When it comes to hitting the ball in the air, McCann is doing it just 28.1 percent of the time, well below where he was at in 2020 (37.7 percent) and his lowest rate since 2015, which was his first full season in the majors.

And when McCann has hit the ball in the air this season, he hasn't done it with much success, as evidenced by his 14.5 percent HR/FB rate, which is far below where it was in 2020 (26.9 percent) and a good deal below where it was in 2019 (18.6 percent).

Jun 25, 2021; New York City, New York, USA; New York Mets pinch hitter James McCann (33) hits the game-tying sacrifice fly in the eighth inning against the Philadelphia Phillies at Citi Field
Jun 25, 2021; New York City, New York, USA; New York Mets pinch hitter James McCann (33) hits the game-tying sacrifice fly in the eighth inning against the Philadelphia Phillies at Citi Field

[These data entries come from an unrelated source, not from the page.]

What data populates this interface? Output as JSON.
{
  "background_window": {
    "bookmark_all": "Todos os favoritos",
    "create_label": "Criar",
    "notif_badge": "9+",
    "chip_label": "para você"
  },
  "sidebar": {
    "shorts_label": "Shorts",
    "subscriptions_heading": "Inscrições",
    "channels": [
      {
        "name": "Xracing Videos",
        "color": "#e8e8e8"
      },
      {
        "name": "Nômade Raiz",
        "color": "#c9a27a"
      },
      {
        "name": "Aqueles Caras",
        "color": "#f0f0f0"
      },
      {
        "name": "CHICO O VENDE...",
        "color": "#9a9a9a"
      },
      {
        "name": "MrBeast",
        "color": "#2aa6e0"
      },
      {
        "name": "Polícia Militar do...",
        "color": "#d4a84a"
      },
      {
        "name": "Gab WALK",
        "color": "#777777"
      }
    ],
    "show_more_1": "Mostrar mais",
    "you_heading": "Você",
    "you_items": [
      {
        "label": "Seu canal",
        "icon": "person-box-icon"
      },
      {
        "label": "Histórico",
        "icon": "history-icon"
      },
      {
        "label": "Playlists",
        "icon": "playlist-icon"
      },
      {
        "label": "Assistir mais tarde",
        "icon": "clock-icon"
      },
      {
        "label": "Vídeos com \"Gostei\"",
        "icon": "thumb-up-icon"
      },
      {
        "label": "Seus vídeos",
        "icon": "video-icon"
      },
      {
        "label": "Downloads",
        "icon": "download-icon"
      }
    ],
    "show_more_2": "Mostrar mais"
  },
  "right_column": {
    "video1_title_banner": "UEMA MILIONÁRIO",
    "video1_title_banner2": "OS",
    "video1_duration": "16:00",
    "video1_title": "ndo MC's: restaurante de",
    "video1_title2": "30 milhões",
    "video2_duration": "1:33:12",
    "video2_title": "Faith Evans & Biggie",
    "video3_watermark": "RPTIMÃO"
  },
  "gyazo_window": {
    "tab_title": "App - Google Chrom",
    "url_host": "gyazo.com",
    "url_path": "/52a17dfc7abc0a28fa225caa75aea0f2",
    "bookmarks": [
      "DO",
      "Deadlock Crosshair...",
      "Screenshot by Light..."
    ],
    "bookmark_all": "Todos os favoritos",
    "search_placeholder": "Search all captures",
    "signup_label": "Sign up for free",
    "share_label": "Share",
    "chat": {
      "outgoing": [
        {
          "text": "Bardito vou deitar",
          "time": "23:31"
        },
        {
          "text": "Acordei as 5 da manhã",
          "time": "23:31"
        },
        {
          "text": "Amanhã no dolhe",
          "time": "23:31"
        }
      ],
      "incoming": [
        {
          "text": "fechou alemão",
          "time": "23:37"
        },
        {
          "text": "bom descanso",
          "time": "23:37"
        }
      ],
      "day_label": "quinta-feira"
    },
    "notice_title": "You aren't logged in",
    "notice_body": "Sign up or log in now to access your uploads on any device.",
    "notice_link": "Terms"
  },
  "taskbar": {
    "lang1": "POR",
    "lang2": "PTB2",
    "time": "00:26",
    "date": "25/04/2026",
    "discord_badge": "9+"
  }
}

A deeper look into the numbers shows that McCann is in the bottom 15 percent of the league in xBA, xSLG, xwOBA, chase rate, and strikeout rate, the bottom 20 percent in average exit velocity, and the bottom 30 percent in barrel percentage and whiff percentage.

McCann has hit just three home runs since June 6 (a span of 58 games), and has just two extra-base hits since July 20 (a span of 23 games).

A telling moment

During the 10th inning of the Mets' loss to the Marlins on Sept. 8 in Miami, with the go-ahead run on third base and two outs, Luis Rojas pinch-hit for McCann with Patrick Mazeika.

This is not to pile on Mazeika, who has had some nice moments this season while helping to fill in at catcher.

But Mazeika profiles as a Triple-A player or perhaps a part time backup, and entered that at-bat hitting .200/.265/.280 in 83 plate appearances this season.

That Mazeika was called upon to pinch-hit for McCann in that spot is just one example of how badly McCann is struggling. And it had to be painful for McCann to be pulled there for his backup, who grounded out to end the inning.

What happens now?

There is of course a chance that McCann comes out of this -- if not by the end of this season than by the beginning of next season.

May 24, 2021; New York City, New York, USA; New York Mets first baseman James McCann (33) rounds the bases after hitting a solo home run against the Colorado Rockies during the seventh inning at Citi Field.
May 24, 2021; New York City, New York, USA; New York Mets first baseman James McCann (33) rounds the bases after hitting a solo home run against the Colorado Rockies during the seventh inning at Citi Field.

And the Mets don't necessarily need him to be the guy who slugged close to .500 in 2019 and 2020. They just need him to be a solid offensive performer and combine that with his defense and leadership.

If McCann continues to struggle, though, the Mets will be in a bind since Tomas Nido has not distinguished himself, and because they don't have anyone else currently on the 40-man roster or in the upper levels of the minors who profiles as a starting catcher.

The presence of Francisco Alvarez, who is the No. 10 prospect in baseball, is rising through the system quickly, and will likely begin the 2022 season with Double-A Binghamton, adds another wrinkle to the situation.

If Alvarez was going to be ready in 2022, the Mets could just ride this out. But the odds are that he won't be ready until some point in 2023.

And if McCann can't be a solid offensive performer, he will likely wind up being a very expensive backup sooner rather than later, leaving the Mets with a mess on their hands.